When Thomas got news of the strip’s upcoming demise, he had been plotting out a trip to Australia for Parker and MJ, where they were to encounter the villain Kangaroo and have various exploits and adventures. “Marvel decided to kill the strip,”says Thomas, “and not print the final couple of weeks. And [artist] Alex Saviuk graciously reworked the final strip to show the two of us in it, and to add a ‘Nuff Said!’ headline on the Daily Bugle.”
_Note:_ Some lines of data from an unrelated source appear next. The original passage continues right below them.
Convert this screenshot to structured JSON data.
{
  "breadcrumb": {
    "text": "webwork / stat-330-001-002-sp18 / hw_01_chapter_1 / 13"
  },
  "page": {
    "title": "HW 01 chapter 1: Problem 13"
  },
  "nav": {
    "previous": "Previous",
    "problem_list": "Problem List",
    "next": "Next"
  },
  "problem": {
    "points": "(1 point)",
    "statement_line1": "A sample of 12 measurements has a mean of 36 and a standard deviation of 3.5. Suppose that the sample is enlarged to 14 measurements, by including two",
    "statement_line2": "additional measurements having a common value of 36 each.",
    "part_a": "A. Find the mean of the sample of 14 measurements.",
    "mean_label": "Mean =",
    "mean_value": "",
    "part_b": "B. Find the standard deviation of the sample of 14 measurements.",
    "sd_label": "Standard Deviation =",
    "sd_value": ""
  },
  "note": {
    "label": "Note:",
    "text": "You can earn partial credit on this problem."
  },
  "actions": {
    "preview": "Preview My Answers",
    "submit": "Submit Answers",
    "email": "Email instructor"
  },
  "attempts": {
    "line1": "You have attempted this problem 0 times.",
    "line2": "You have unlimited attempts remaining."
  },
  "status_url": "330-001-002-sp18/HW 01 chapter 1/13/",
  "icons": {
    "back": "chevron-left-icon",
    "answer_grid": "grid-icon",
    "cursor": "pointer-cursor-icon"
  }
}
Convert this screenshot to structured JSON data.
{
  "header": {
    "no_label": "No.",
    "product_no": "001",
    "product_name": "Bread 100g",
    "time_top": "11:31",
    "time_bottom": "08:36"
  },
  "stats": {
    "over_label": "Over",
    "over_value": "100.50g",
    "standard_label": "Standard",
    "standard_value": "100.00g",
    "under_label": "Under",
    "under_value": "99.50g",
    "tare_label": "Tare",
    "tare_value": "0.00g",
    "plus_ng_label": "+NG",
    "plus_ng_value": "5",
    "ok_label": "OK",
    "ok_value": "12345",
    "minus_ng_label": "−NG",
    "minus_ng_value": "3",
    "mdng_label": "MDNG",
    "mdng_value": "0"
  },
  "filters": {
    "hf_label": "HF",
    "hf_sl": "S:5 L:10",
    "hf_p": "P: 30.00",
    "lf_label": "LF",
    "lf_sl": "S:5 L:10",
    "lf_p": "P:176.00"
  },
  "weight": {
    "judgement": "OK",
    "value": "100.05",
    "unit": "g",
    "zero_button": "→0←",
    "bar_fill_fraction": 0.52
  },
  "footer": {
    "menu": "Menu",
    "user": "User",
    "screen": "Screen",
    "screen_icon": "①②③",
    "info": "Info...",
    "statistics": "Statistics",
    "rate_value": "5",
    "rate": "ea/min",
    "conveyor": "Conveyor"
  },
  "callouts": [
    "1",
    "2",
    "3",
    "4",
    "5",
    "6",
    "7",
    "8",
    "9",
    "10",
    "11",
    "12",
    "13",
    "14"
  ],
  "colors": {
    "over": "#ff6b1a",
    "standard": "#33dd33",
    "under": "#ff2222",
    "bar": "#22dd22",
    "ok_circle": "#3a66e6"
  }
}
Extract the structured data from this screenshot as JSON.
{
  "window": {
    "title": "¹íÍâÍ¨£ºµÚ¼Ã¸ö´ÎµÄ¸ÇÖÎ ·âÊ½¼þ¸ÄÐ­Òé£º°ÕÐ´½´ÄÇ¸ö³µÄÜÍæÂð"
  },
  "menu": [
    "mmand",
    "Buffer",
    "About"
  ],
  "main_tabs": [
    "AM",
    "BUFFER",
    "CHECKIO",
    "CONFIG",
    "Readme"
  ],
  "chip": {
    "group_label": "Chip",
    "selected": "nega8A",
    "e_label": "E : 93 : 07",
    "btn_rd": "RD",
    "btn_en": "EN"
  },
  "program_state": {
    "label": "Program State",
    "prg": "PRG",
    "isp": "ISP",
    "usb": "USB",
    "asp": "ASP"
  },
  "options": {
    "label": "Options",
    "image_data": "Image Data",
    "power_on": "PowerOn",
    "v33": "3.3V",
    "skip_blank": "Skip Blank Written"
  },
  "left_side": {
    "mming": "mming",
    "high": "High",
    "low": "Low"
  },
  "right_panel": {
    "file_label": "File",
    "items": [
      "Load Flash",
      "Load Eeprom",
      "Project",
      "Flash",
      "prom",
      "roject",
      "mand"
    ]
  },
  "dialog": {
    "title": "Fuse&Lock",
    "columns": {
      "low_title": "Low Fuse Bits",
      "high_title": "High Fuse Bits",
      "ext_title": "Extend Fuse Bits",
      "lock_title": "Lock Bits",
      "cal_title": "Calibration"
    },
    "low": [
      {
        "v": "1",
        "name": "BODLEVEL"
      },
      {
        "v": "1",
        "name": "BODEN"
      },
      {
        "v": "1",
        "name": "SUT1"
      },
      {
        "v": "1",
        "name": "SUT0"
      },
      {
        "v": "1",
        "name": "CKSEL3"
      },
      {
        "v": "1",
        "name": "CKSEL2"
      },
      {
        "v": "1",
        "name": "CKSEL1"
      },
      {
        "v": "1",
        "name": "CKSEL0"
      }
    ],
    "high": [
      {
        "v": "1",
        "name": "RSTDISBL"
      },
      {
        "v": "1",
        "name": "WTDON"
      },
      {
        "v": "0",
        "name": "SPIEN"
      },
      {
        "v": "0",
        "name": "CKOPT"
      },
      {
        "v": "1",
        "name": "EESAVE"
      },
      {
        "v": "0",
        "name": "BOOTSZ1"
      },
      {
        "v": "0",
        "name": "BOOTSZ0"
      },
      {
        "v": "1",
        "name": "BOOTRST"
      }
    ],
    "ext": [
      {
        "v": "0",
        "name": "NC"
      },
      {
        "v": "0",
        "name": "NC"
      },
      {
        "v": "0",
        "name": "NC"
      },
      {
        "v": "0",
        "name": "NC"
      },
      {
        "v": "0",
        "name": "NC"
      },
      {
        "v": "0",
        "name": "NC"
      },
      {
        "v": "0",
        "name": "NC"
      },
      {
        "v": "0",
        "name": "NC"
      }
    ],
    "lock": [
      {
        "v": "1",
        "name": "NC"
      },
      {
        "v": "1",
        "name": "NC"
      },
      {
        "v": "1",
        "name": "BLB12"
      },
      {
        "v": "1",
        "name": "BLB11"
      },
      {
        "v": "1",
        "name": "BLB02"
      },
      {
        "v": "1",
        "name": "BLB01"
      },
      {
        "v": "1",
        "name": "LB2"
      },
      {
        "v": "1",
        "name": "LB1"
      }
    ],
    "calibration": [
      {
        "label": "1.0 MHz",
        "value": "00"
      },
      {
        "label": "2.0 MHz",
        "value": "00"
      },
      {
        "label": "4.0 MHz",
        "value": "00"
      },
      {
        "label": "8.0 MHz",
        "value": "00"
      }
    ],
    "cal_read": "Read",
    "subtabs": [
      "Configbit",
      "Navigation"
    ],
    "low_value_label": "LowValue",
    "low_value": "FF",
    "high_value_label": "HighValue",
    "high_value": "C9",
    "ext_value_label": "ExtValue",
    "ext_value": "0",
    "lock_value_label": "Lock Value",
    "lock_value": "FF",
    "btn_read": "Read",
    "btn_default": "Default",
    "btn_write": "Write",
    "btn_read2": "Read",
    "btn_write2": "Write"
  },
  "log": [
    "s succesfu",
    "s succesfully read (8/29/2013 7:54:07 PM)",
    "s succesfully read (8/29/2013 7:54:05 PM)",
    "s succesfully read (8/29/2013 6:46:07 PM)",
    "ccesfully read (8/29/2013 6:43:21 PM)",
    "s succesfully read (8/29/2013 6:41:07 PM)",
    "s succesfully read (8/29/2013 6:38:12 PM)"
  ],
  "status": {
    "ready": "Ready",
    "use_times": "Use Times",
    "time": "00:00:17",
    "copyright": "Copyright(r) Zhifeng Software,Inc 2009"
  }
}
Was that Quesada, C.B. Cebulski, or Dan Buckley who made the decision? I don’t know, it all depends on who’s in charge, but if they were behind it, they decidedly did wrong. That’s not saying I believe the strip had to continue at all costs – I do think it wore out its welcome long ago. But when such pretentious men are in charge, I can’t help feel they had it canned for un-altruistic reasons. Even though Mary Jane’s since been restored to Spidey’s comics.

Artistically speaking though, I do think the newspaper strip lost its way somewhere by the mid-2000s, recalling a story from nearly a decade ago where Sabretooth turned up looking for Wolverine (who made an appearance several weeks prior to that one), and Victor Creed’s idea of how to find Logan was to terrorize Spidey, which made no sense. Sabretooth even went so far as to track Peter and MJ on an assignment to Florida, and at one point, threatened to cut MJ to ribbons if that’s what it took to find out where Wolverine was. Logan arrived just in time, they had a duke-out, and, IIRC, both conked out and later left off-screen.

What irritated me about that storyline in hindsight was that here, Sabretooth put MJ’s life in danger, and Spidey doesn’t actually try to ram him for endangering his girl Friday? It just reeked of plain bad writing, is all. A better idea would’ve been to have Spidey finally throw off the kid gloves and smash Creed with all his might, telling Wolverine that this is his fight now and insist he wait in line. It almost made the time Peter assaulted Ben Reilly and accidentally struck MJ during the Clone Saga look tame by comparison. I don’t know if Thomas was behind that particular story, but I do know it insulted my intellect so badly, I was discouraged from reading it again for a long time.

So, I’m not really that sad to see the newspaper strip put to rest after 4-plus decades. I guess I’m just sorry if it lost direction, which would dampen any positive impact during its close, and also sorry if Marvel’s upper echelons had it canceled for biased reasons.

Originally published here
Follow Avi Green on Twitter @AviGreen1

Avatar photo

Avi Green

Avi Green was born in Pennsylvania in 1974, and moved to Israel in 1983. He enjoyed reading comics when he was young, the first being Fantastic Four. He maintains a strong belief in the public's right to knowledge and accuracy of facts. He considers himself a conservative-style version of Clark Kent. Follow him on his blog at Four Color Media Monitor or on Twitter at @avigreen1